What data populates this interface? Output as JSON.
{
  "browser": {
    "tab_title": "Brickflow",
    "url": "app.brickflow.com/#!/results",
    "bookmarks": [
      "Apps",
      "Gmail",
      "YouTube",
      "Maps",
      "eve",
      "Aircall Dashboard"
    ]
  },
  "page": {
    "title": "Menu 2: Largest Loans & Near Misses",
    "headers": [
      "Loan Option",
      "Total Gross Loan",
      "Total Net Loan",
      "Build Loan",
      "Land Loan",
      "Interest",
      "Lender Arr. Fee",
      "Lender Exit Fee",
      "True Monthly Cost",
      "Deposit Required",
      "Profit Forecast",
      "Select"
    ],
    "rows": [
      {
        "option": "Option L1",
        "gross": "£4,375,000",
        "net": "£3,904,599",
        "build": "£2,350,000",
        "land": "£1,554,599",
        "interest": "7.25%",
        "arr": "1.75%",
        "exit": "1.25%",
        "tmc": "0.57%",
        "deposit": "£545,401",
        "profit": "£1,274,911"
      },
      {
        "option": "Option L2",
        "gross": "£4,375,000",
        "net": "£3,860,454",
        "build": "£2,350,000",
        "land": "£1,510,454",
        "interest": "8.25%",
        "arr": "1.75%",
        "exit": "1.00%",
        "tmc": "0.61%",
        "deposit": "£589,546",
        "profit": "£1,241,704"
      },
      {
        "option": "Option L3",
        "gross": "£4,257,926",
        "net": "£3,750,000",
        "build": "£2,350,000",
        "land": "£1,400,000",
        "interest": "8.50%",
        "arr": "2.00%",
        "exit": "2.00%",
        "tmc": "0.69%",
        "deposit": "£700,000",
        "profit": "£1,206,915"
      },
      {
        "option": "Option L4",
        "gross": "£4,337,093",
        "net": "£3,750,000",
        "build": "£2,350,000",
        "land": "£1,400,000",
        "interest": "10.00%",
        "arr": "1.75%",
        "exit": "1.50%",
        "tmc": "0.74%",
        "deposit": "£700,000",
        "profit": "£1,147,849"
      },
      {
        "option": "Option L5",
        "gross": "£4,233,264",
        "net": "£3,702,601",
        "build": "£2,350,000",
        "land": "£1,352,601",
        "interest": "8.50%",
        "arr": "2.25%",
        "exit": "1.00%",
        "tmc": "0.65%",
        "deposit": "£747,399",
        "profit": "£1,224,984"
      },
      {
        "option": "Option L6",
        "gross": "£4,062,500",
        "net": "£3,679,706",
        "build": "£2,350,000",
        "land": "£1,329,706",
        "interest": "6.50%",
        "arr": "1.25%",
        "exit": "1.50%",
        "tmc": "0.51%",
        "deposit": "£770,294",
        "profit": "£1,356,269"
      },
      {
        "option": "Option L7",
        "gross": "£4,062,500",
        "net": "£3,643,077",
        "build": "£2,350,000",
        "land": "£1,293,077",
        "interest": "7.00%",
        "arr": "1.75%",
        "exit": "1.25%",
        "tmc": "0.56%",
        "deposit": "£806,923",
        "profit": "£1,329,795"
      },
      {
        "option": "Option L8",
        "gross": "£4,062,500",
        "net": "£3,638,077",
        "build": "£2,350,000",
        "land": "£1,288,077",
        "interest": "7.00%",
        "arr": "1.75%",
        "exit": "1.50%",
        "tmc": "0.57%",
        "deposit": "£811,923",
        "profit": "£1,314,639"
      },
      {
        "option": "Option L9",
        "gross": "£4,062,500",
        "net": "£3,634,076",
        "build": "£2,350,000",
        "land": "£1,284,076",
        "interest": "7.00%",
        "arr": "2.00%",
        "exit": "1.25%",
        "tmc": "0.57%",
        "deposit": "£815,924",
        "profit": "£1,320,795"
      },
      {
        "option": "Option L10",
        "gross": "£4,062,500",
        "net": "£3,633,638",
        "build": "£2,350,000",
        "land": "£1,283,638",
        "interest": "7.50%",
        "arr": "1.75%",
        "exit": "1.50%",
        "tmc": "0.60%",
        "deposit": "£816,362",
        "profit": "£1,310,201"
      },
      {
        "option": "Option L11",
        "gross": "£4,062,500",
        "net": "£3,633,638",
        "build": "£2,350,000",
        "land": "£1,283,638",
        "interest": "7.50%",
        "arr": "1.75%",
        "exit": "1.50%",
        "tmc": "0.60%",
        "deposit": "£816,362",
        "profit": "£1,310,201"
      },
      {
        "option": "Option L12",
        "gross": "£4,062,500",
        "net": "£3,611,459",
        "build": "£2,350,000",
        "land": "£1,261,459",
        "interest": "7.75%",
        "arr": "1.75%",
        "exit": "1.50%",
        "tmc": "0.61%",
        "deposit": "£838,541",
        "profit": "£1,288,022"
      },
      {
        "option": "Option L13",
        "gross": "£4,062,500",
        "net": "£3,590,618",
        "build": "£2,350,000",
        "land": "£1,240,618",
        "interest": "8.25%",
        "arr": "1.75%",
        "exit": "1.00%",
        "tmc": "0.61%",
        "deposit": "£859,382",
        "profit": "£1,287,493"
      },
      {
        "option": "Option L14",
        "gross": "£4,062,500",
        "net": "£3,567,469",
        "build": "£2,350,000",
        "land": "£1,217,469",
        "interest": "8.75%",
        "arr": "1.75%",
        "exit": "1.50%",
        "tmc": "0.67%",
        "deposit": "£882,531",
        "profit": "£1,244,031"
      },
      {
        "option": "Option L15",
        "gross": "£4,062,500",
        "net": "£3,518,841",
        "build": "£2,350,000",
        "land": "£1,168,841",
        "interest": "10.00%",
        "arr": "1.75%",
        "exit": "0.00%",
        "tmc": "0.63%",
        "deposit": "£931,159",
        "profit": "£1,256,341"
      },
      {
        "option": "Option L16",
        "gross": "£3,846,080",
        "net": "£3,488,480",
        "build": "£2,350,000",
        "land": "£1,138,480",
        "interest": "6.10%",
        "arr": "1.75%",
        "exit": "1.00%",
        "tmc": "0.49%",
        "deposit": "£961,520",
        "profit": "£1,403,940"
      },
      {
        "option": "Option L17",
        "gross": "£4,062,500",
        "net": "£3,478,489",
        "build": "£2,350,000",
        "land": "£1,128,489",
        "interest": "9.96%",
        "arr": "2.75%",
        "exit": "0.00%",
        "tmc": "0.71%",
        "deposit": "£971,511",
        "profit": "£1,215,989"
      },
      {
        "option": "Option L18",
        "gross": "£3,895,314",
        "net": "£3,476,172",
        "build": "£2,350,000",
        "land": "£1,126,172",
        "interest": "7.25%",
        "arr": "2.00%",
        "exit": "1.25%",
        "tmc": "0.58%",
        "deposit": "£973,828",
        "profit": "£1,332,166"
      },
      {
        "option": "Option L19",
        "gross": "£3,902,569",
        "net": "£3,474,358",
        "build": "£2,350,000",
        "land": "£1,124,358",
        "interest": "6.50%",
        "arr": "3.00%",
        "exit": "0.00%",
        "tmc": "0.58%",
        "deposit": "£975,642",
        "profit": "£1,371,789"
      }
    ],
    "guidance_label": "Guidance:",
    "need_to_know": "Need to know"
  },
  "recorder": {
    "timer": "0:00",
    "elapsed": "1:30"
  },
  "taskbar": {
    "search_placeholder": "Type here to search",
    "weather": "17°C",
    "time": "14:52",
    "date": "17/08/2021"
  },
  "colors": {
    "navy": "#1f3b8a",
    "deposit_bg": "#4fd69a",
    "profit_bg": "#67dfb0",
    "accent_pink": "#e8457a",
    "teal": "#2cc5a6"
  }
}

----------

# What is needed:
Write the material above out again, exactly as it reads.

# Written solution:
What data populates this interface? Output as JSON.
{
  "browser": {
    "tab_title": "Brickflow",
    "url": "app.brickflow.com/#!/results",
    "bookmarks": [
      "Apps",
      "Gmail",
      "YouTube",
      "Maps",
      "eve",
      "Aircall Dashboard"
    ]
  },
  "page": {
    "title": "Menu 2: Largest Loans & Near Misses",
    "headers": [
      "Loan Option",
      "Total Gross Loan",
      "Total Net Loan",
      "Build Loan",
      "Land Loan",
      "Interest",
      "Lender Arr. Fee",
      "Lender Exit Fee",
      "True Monthly Cost",
      "Deposit Required",
      "Profit Forecast",
      "Select"
    ],
    "rows": [
      {
        "option": "Option L1",
        "gross": "£4,375,000",
        "net": "£3,904,599",
        "build": "£2,350,000",
        "land": "£1,554,599",
        "interest": "7.25%",
        "arr": "1.75%",
        "exit": "1.25%",
        "tmc": "0.57%",
        "deposit": "£545,401",
        "profit": "£1,274,911"
      },
      {
        "option": "Option L2",
        "gross": "£4,375,000",
        "net": "£3,860,454",
        "build": "£2,350,000",
        "land": "£1,510,454",
        "interest": "8.25%",
        "arr": "1.75%",
        "exit": "1.00%",
        "tmc": "0.61%",
        "deposit": "£589,546",
        "profit": "£1,241,704"
      },
      {
        "option": "Option L3",
        "gross": "£4,257,926",
        "net": "£3,750,000",
        "build": "£2,350,000",
        "land": "£1,400,000",
        "interest": "8.50%",
        "arr": "2.00%",
        "exit": "2.00%",
        "tmc": "0.69%",
        "deposit": "£700,000",
        "profit": "£1,206,915"
      },
      {
        "option": "Option L4",
        "gross": "£4,337,093",
        "net": "£3,750,000",
        "build": "£2,350,000",
        "land": "£1,400,000",
        "interest": "10.00%",
        "arr": "1.75%",
        "exit": "1.50%",
        "tmc": "0.74%",
        "deposit": "£700,000",
        "profit": "£1,147,849"
      },
      {
        "option": "Option L5",
        "gross": "£4,233,264",
        "net": "£3,702,601",
        "build": "£2,350,000",
        "land": "£1,352,601",
        "interest": "8.50%",
        "arr": "2.25%",
        "exit": "1.00%",
        "tmc": "0.65%",
        "deposit": "£747,399",
        "profit": "£1,224,984"
      },
      {
        "option": "Option L6",
        "gross": "£4,062,500",
        "net": "£3,679,706",
        "build": "£2,350,000",
        "land": "£1,329,706",
        "interest": "6.50%",
        "arr": "1.25%",
        "exit": "1.50%",
        "tmc": "0.51%",
        "deposit": "£770,294",
        "profit": "£1,356,269"
      },
      {
        "option": "Option L7",
        "gross": "£4,062,500",
        "net": "£3,643,077",
        "build": "£2,350,000",
        "land": "£1,293,077",
        "interest": "7.00%",
        "arr": "1.75%",
        "exit": "1.25%",
        "tmc": "0.56%",
        "deposit": "£806,923",
        "profit": "£1,329,795"
      },
      {
        "option": "Option L8",
        "gross": "£4,062,500",
        "net": "£3,638,077",
        "build": "£2,350,000",
        "land": "£1,288,077",
        "interest": "7.00%",
        "arr": "1.75%",
        "exit": "1.50%",
        "tmc": "0.57%",
        "deposit": "£811,923",
        "profit": "£1,314,639"
      },
      {
        "option": "Option L9",
        "gross": "£4,062,500",
        "net": "£3,634,076",
        "build": "£2,350,000",
        "land": "£1,284,076",
        "interest": "7.00%",
        "arr": "2.00%",
        "exit": "1.25%",
        "tmc": "0.57%",
        "deposit": "£815,924",
        "profit": "£1,320,795"
      },
      {
        "option": "Option L10",
        "gross": "£4,062,500",
        "net": "£3,633,638",
        "build": "£2,350,000",
        "land": "£1,283,638",
        "interest": "7.50%",
        "arr": "1.75%",
        "exit": "1.50%",
        "tmc": "0.60%",
        "deposit": "£816,362",
        "profit": "£1,310,201"
      },
      {
        "option": "Option L11",
        "gross": "£4,062,500",
        "net": "£3,633,638",
        "build": "£2,350,000",
        "land": "£1,283,638",
        "interest": "7.50%",
        "arr": "1.75%",
        "exit": "1.50%",
        "tmc": "0.60%",
        "deposit": "£816,362",
        "profit": "£1,310,201"
      },
      {
        "option": "Option L12",
        "gross": "£4,062,500",
        "net": "£3,611,459",
        "build": "£2,350,000",
        "land": "£1,261,459",
        "interest": "7.75%",
        "arr": "1.75%",
        "exit": "1.50%",
        "tmc": "0.61%",
        "deposit": "£838,541",
        "profit": "£1,288,022"
      },
      {
        "option": "Option L13",
        "gross": "£4,062,500",
        "net": "£3,590,618",
        "build": "£2,350,000",
        "land": "£1,240,618",
        "interest": "8.25%",
        "arr": "1.75%",
        "exit": "1.00%",
        "tmc": "0.61%",
        "deposit": "£859,382",
        "profit": "£1,287,493"
      },
      {
        "option": "Option L14",
        "gross": "£4,062,500",
        "net": "£3,567,469",
        "build": "£2,350,000",
        "land": "£1,217,469",
        "interest": "8.75%",
        "arr": "1.75%",
        "exit": "1.50%",
        "tmc": "0.67%",
        "deposit": "£882,531",
        "profit": "£1,244,031"
      },
      {
        "option": "Option L15",
        "gross": "£4,062,500",
        "net": "£3,518,841",
        "build": "£2,350,000",
        "land": "£1,168,841",
        "interest": "10.00%",
        "arr": "1.75%",
        "exit": "0.00%",
        "tmc": "0.63%",
        "deposit": "£931,159",
        "profit": "£1,256,341"
      },
      {
        "option": "Option L16",
        "gross": "£3,846,080",
        "net": "£3,488,480",
        "build": "£2,350,000",
        "land": "£1,138,480",
        "interest": "6.10%",
        "arr": "1.75%",
        "exit": "1.00%",
        "tmc": "0.49%",
        "deposit": "£961,520",
        "profit": "£1,403,940"
      },
      {
        "option": "Option L17",
        "gross": "£4,062,500",
        "net": "£3,478,489",
        "build": "£2,350,000",
        "land": "£1,128,489",
        "interest": "9.96%",
        "arr": "2.75%",
        "exit": "0.00%",
        "tmc": "0.71%",
        "deposit": "£971,511",
        "profit": "£1,215,989"
      },
      {
        "option": "Option L18",
        "gross": "£3,895,314",
        "net": "£3,476,172",
        "build": "£2,350,000",
        "land": "£1,126,172",
        "interest": "7.25%",
        "arr": "2.00%",
        "exit": "1.25%",
        "tmc": "0.58%",
        "deposit": "£973,828",
        "profit": "£1,332,166"
      },
      {
        "option": "Option L19",
        "gross": "£3,902,569",
        "net": "£3,474,358",
        "build": "£2,350,000",
        "land": "£1,124,358",
        "interest": "6.50%",
        "arr": "3.00%",
        "exit": "0.00%",
        "tmc": "0.58%",
        "deposit": "£975,642",
        "profit": "£1,371,789"
      }
    ],
    "guidance_label": "Guidance:",
    "need_to_know": "Need to know"
  },
  "recorder": {
    "timer": "0:00",
    "elapsed": "1:30"
  },
  "taskbar": {
    "search_placeholder": "Type here to search",
    "weather": "17°C",
    "time": "14:52",
    "date": "17/08/2021"
  },
  "colors": {
    "navy": "#1f3b8a",
    "deposit_bg": "#4fd69a",
    "profit_bg": "#67dfb0",
    "accent_pink": "#e8457a",
    "teal": "#2cc5a6"
  }
}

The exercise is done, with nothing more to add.